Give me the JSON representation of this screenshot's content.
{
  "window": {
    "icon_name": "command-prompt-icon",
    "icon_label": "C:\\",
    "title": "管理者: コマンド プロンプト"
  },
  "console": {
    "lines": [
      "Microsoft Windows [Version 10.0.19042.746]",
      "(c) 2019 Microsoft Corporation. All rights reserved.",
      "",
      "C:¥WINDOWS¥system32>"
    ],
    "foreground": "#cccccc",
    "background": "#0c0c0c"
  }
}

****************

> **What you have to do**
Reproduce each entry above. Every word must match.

> **Answer section**
Give me the JSON representation of this screenshot's content.
{
  "window": {
    "icon_name": "command-prompt-icon",
    "icon_label": "C:\\",
    "title": "管理者: コマンド プロンプト"
  },
  "console": {
    "lines": [
      "Microsoft Windows [Version 10.0.19042.746]",
      "(c) 2019 Microsoft Corporation. All rights reserved.",
      "",
      "C:¥WINDOWS¥system32>"
    ],
    "foreground": "#cccccc",
    "background": "#0c0c0c"
  }
}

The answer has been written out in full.